## Given data
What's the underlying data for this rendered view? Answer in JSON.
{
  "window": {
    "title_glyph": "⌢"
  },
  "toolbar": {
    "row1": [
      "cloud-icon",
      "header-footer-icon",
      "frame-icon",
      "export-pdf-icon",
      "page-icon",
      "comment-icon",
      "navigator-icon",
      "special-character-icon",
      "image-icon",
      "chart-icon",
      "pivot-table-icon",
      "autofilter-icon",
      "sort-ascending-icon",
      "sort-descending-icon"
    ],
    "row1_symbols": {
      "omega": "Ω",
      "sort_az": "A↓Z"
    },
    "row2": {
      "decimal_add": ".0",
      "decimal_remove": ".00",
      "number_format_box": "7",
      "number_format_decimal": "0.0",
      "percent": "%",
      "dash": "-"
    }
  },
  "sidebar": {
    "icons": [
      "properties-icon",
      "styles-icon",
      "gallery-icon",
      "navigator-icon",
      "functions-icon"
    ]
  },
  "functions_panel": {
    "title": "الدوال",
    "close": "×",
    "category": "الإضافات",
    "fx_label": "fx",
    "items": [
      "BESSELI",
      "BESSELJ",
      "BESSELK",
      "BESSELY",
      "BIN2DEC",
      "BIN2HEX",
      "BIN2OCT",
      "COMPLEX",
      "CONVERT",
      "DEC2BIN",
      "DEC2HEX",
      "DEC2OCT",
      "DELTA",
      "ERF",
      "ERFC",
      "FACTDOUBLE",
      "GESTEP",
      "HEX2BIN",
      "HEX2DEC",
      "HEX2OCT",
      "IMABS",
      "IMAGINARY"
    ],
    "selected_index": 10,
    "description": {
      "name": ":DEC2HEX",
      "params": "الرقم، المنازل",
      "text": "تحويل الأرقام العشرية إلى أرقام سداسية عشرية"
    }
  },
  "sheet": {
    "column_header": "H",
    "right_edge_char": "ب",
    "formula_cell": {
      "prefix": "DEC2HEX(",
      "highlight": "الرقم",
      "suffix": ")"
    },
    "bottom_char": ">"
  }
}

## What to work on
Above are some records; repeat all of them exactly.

## Solution to this exercise
What's the underlying data for this rendered view? Answer in JSON.
{
  "window": {
    "title_glyph": "⌢"
  },
  "toolbar": {
    "row1": [
      "cloud-icon",
      "header-footer-icon",
      "frame-icon",
      "export-pdf-icon",
      "page-icon",
      "comment-icon",
      "navigator-icon",
      "special-character-icon",
      "image-icon",
      "chart-icon",
      "pivot-table-icon",
      "autofilter-icon",
      "sort-ascending-icon",
      "sort-descending-icon"
    ],
    "row1_symbols": {
      "omega": "Ω",
      "sort_az": "A↓Z"
    },
    "row2": {
      "decimal_add": ".0",
      "decimal_remove": ".00",
      "number_format_box": "7",
      "number_format_decimal": "0.0",
      "percent": "%",
      "dash": "-"
    }
  },
  "sidebar": {
    "icons": [
      "properties-icon",
      "styles-icon",
      "gallery-icon",
      "navigator-icon",
      "functions-icon"
    ]
  },
  "functions_panel": {
    "title": "الدوال",
    "close": "×",
    "category": "الإضافات",
    "fx_label": "fx",
    "items": [
      "BESSELI",
      "BESSELJ",
      "BESSELK",
      "BESSELY",
      "BIN2DEC",
      "BIN2HEX",
      "BIN2OCT",
      "COMPLEX",
      "CONVERT",
      "DEC2BIN",
      "DEC2HEX",
      "DEC2OCT",
      "DELTA",
      "ERF",
      "ERFC",
      "FACTDOUBLE",
      "GESTEP",
      "HEX2BIN",
      "HEX2DEC",
      "HEX2OCT",
      "IMABS",
      "IMAGINARY"
    ],
    "selected_index": 10,
    "description": {
      "name": ":DEC2HEX",
      "params": "الرقم، المنازل",
      "text": "تحويل الأرقام العشرية إلى أرقام سداسية عشرية"
    }
  },
  "sheet": {
    "column_header": "H",
    "right_edge_char": "ب",
    "formula_cell": {
      "prefix": "DEC2HEX(",
      "highlight": "الرقم",
      "suffix": ")"
    },
    "bottom_char": ">"
  }
}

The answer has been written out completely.